» **WORK TO COMPLETE**: Find the word "this" in the listing, and copy out each line where it turns up.
───
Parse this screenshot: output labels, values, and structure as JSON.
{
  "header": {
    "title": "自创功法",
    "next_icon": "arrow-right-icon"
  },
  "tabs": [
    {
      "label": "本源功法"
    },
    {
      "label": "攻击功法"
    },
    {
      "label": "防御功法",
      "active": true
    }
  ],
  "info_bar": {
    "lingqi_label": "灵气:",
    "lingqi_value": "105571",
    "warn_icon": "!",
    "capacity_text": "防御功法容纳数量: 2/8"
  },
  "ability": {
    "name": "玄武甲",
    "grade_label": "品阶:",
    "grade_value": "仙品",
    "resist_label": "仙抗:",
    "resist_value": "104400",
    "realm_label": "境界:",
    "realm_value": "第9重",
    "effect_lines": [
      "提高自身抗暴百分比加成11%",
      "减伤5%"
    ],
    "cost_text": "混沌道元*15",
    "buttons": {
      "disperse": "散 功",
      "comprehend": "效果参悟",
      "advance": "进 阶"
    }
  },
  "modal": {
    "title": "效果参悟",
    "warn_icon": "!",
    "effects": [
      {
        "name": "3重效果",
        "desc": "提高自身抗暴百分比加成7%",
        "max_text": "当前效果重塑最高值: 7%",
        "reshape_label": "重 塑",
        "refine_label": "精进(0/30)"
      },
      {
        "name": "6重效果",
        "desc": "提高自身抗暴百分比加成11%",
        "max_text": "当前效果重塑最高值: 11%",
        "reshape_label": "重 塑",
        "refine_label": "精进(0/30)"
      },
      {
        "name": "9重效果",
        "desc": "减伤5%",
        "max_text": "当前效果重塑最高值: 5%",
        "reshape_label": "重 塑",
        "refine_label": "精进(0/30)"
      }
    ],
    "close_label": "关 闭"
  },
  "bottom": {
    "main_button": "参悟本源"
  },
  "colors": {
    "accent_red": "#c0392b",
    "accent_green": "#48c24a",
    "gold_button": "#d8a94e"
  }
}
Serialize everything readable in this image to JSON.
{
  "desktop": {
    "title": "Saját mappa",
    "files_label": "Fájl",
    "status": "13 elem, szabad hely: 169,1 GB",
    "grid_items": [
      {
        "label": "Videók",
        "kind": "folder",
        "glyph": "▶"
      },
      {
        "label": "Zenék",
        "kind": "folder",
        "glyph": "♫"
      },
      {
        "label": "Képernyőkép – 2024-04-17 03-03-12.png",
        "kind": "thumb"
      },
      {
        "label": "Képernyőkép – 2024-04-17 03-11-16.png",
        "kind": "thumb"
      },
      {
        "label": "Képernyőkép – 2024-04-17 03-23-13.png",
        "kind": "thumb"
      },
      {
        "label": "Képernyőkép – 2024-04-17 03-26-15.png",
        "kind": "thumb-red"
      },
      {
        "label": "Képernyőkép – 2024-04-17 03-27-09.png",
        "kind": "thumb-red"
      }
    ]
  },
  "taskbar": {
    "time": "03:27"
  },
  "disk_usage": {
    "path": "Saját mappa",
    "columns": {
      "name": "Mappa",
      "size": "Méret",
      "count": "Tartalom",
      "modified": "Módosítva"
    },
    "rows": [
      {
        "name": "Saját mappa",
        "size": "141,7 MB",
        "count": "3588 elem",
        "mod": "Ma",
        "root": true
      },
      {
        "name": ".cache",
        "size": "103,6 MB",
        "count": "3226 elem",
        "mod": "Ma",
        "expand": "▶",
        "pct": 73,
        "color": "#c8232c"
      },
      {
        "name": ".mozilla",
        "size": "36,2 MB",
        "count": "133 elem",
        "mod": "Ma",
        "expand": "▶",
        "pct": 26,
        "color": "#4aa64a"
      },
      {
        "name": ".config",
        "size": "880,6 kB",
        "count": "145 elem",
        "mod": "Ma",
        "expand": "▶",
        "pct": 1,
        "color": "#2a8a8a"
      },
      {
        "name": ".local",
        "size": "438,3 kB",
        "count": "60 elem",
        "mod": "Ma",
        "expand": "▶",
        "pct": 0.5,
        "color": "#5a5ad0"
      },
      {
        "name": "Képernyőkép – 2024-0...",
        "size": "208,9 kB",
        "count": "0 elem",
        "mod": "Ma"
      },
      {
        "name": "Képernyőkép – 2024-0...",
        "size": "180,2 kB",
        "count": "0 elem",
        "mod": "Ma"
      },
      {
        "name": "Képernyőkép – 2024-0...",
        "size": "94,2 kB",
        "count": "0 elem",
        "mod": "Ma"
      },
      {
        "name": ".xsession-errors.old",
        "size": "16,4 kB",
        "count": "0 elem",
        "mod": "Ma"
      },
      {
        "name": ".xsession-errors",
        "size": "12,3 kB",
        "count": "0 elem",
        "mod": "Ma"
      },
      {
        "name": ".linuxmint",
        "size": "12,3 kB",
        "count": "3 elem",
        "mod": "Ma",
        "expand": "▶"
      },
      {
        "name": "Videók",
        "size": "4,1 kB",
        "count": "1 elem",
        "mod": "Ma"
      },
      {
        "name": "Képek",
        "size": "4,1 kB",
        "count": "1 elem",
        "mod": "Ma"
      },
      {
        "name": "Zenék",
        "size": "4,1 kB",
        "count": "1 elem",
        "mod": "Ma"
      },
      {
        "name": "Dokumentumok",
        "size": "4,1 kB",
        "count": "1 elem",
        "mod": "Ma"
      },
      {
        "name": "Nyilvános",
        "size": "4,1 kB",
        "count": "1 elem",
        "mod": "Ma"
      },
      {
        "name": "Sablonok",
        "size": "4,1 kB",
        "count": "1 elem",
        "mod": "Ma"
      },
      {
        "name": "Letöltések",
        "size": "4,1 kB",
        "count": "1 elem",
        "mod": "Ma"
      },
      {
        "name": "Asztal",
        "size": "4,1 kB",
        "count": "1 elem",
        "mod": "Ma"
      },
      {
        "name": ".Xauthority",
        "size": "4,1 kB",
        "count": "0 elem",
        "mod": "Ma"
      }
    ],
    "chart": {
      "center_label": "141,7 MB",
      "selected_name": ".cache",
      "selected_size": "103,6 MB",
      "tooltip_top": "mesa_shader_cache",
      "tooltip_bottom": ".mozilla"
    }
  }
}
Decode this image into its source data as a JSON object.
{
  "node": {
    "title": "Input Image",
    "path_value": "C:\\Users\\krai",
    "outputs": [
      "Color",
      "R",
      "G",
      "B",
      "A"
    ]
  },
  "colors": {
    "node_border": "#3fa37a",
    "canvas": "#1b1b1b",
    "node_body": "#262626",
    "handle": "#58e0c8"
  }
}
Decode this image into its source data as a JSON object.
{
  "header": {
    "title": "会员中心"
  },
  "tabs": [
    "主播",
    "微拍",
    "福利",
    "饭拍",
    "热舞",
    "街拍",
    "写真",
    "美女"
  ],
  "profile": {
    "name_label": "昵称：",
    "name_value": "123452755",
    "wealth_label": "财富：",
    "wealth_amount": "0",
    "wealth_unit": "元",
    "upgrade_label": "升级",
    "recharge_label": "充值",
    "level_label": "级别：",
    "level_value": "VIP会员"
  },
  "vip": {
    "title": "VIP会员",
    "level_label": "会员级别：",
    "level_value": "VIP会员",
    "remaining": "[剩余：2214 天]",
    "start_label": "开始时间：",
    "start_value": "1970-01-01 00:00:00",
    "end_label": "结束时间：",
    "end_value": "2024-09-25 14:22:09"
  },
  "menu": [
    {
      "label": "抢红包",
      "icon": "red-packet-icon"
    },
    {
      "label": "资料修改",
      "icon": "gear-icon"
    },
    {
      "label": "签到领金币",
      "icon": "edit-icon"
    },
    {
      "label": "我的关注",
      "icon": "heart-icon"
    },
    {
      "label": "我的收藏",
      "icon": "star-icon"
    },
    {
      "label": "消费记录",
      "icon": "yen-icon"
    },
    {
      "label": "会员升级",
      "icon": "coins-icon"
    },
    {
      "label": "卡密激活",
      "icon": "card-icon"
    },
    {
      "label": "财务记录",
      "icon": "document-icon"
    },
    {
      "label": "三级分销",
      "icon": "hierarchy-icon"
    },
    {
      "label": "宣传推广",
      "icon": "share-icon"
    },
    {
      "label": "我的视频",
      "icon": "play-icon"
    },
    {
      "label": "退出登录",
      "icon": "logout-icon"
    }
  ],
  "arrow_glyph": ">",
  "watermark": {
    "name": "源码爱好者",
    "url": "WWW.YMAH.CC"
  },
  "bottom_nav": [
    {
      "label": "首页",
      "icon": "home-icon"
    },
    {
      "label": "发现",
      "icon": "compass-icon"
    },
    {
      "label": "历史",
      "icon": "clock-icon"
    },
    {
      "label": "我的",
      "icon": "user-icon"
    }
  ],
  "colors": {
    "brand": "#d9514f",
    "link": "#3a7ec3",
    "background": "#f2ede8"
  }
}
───
» **RESPONSE BELOW**:
Parse this screenshot: output labels, values, and structure as JSON.
Serialize everything readable in this image to JSON.
Decode this image into its source data as a JSON object.
Decode this image into its source data as a JSON object.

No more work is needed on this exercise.